> _What you are asked to do_
Extract from the listing each line in which the word "servers" appears.

_ _ _ _

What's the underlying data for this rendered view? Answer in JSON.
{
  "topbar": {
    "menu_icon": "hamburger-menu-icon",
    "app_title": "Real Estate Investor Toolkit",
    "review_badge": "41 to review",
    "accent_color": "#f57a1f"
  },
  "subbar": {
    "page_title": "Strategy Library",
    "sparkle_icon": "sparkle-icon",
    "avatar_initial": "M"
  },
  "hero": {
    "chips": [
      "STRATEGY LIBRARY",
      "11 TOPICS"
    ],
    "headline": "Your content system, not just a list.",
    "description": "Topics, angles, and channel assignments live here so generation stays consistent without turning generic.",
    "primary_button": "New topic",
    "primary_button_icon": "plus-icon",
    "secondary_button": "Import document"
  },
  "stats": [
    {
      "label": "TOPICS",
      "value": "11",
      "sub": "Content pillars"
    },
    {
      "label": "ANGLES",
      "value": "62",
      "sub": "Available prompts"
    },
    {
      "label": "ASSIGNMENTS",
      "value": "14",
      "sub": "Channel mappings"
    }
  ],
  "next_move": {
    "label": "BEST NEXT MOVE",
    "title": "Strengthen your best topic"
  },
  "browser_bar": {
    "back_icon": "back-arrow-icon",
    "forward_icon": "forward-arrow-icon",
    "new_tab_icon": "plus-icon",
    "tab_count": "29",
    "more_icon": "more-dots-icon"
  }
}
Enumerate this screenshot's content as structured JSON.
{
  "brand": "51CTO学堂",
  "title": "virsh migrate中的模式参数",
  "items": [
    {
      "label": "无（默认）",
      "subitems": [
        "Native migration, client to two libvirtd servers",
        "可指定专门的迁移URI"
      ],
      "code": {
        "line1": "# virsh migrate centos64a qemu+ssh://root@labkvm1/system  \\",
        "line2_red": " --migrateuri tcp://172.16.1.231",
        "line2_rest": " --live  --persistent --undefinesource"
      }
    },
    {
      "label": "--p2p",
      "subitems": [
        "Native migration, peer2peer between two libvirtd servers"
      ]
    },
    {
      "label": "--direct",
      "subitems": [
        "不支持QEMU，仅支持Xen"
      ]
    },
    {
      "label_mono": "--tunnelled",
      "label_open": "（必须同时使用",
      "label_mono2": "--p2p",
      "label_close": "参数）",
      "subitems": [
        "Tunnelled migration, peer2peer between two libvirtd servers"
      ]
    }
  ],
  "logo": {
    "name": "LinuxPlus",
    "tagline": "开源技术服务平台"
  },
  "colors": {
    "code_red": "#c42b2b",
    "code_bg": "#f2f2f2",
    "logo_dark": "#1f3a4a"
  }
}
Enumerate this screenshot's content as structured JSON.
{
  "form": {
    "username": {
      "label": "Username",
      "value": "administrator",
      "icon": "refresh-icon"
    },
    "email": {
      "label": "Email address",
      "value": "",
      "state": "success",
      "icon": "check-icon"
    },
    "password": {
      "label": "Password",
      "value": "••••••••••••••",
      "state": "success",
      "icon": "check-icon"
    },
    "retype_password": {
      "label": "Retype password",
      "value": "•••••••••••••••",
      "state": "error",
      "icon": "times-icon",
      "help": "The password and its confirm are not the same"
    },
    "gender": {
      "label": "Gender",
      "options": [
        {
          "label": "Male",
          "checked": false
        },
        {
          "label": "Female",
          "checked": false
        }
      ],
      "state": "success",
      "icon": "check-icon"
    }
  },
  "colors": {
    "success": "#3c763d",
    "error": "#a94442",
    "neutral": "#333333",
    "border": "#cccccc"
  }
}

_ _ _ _

> _Solution for this task_
        "Native migration, client to two libvirtd servers",
        "Native migration, peer2peer between two libvirtd servers"
        "Tunnelled migration, peer2peer between two libvirtd servers"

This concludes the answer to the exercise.